My knowledge of average child development will be illustrated by looking at Piaget’s theory of cognitive development, this will be linked into two of the observations that I have made whilst studying a 3 year 4 month old boy in a nursery setting for an hour at a time. This will be connected with legal policies and framework that show the importance of child development in relation to social work practice. It will then be noted how these observations on child development can help us to understand social work practice and make sure that practice is anti-oppressive and anti-discriminatory. The observations will also be used to show how anti-oppression and anti-discrimination have been carried out in a nursery setting.

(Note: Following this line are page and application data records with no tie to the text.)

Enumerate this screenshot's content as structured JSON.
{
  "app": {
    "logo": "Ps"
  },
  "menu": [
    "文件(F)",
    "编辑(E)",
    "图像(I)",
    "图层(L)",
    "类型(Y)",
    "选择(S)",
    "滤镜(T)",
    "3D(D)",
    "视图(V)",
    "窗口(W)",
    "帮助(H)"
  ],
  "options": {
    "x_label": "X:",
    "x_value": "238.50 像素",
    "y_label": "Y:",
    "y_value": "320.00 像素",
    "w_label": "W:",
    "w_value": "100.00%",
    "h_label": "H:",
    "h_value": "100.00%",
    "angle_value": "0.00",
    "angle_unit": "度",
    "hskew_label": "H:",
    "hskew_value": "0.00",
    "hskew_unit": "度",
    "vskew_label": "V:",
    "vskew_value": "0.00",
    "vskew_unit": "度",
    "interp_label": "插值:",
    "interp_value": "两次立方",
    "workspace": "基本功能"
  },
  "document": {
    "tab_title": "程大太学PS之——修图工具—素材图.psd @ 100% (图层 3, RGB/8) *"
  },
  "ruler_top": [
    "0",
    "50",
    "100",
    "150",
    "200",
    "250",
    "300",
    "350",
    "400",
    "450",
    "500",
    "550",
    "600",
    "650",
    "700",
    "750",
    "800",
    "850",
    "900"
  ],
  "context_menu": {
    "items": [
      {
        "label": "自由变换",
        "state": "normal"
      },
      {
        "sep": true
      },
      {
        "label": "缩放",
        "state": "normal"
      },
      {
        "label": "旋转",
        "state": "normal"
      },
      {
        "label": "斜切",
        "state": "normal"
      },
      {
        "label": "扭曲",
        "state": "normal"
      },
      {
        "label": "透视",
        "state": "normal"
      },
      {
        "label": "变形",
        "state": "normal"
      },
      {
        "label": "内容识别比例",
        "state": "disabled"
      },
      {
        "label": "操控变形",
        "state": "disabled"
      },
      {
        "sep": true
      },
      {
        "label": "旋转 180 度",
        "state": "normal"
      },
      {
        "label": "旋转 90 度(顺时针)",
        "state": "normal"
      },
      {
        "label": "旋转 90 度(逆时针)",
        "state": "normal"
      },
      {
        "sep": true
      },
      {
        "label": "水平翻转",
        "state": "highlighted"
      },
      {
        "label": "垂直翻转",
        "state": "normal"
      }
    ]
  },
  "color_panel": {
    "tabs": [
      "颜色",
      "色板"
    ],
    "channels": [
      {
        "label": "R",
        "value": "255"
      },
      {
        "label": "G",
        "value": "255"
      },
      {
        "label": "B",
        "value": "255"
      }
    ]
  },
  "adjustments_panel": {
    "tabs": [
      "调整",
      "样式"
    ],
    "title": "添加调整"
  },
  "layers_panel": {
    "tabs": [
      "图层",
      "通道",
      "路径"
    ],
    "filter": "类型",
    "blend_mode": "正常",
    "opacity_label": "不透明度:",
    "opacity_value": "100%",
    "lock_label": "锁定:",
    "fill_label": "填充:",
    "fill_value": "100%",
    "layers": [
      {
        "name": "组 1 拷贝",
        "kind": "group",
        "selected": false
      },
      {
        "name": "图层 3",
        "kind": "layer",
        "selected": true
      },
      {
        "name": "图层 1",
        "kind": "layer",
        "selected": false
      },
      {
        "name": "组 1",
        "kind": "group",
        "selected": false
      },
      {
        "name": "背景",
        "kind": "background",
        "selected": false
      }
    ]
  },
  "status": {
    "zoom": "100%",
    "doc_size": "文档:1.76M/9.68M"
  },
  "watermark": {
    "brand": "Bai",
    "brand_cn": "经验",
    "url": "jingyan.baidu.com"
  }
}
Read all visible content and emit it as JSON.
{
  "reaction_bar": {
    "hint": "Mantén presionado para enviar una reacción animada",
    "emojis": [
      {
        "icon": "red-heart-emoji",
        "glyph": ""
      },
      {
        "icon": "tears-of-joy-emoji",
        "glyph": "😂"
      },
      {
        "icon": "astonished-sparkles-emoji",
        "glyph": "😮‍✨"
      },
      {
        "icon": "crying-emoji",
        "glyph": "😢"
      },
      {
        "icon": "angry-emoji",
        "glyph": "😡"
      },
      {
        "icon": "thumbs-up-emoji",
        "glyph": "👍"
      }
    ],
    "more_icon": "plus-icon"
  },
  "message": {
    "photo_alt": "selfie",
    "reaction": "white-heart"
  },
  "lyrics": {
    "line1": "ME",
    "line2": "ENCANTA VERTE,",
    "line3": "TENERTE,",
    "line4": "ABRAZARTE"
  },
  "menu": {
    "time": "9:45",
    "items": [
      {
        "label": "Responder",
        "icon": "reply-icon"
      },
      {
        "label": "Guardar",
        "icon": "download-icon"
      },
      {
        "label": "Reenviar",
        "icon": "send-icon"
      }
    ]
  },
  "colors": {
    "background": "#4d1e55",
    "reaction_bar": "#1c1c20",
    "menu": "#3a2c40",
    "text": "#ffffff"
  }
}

This is fundamental in understanding what average child development would be considered so that there can be awareness when a child is not developing ‘normally’.
Piaget studied cognitive development and saw it as how children adapt to the world to try and find meaning and to develop their understanding. He believed that it was the role of the adult to provide the child with a stimulating environment which allowed the children to manipulate objects and ideas. Piaget saw cognitive development as a set of stages that all children needed to go through and that they had to fully complete one stage before moving on to the next, these stages are; sensory motor, pre-operational, concrete operational and formal operational. “Although there have been criticisms of Piaget, the contribution that he has made to our understanding of children’s intellectual development is still significant. He suggested that children progress through a series of stages in their thinking, each of which corresponds to broad changes in the structure and logic of their intelligence” (Brigid, D et al 2010 p153) Piaget claims